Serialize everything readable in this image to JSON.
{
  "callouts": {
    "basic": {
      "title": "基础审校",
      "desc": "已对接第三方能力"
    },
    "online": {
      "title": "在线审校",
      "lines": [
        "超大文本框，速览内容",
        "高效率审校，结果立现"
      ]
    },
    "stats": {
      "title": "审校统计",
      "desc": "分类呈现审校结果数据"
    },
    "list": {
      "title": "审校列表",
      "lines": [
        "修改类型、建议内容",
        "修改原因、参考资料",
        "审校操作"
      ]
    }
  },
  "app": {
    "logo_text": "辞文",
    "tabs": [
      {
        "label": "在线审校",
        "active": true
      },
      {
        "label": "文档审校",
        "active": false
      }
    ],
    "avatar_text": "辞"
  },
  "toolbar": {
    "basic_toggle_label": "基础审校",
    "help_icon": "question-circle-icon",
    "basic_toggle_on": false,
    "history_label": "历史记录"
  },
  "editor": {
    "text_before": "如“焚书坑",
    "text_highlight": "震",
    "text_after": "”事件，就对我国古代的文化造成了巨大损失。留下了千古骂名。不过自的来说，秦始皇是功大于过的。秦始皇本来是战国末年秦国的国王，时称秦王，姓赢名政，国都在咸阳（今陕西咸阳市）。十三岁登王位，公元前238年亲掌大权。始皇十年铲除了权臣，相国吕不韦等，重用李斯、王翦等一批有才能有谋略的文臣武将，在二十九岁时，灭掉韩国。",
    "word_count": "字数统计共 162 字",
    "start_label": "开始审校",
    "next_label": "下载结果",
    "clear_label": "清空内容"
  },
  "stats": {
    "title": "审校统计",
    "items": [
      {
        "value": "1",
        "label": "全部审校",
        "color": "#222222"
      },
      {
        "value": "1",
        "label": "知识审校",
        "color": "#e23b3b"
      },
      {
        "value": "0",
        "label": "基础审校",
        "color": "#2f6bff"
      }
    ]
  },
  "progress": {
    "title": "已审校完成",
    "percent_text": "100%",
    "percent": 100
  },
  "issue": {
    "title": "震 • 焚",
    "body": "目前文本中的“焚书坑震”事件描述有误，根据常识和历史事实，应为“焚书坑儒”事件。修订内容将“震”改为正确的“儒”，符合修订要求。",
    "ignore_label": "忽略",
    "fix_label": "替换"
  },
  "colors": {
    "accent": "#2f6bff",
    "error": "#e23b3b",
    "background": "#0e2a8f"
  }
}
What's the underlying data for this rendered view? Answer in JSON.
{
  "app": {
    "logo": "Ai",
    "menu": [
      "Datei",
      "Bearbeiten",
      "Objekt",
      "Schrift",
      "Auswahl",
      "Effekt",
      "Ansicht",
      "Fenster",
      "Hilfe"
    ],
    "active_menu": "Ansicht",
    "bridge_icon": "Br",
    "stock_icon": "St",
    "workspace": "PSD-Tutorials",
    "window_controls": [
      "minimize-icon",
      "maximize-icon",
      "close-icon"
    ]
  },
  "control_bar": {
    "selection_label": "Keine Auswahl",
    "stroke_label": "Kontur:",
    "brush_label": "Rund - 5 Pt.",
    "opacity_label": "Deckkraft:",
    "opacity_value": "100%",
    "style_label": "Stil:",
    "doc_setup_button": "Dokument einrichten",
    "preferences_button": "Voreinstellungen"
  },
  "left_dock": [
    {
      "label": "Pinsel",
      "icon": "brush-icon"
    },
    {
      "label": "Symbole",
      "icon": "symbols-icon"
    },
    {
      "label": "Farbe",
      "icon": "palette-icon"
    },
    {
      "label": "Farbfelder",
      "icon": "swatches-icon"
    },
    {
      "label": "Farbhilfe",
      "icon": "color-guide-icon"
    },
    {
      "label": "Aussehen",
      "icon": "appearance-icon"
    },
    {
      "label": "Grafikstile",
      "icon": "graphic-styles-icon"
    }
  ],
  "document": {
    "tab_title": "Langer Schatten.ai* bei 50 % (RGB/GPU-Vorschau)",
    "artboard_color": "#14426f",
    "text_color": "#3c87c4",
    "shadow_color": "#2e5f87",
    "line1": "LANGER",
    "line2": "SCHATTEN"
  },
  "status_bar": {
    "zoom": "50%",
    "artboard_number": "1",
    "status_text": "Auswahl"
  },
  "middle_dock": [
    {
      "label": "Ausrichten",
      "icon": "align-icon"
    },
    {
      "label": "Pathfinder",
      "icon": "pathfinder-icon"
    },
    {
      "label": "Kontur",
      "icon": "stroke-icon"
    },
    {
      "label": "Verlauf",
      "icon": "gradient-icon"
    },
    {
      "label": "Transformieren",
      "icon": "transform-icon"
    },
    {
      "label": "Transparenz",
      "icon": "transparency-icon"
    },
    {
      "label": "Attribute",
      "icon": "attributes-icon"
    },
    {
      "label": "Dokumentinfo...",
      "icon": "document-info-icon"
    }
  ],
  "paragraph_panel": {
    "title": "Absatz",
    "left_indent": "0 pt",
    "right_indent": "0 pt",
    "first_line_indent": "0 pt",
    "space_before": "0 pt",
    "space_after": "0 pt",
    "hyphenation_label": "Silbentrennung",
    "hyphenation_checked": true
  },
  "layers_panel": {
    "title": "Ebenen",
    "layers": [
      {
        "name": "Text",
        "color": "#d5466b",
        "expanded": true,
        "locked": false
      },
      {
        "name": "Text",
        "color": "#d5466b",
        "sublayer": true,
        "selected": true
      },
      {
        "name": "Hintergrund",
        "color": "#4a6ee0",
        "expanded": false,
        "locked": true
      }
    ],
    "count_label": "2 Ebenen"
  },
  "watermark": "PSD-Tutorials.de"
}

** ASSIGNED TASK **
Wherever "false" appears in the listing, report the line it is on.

** RESPONSE **
        "active": false
    "basic_toggle_on": false,
        "locked": false
        "expanded": false,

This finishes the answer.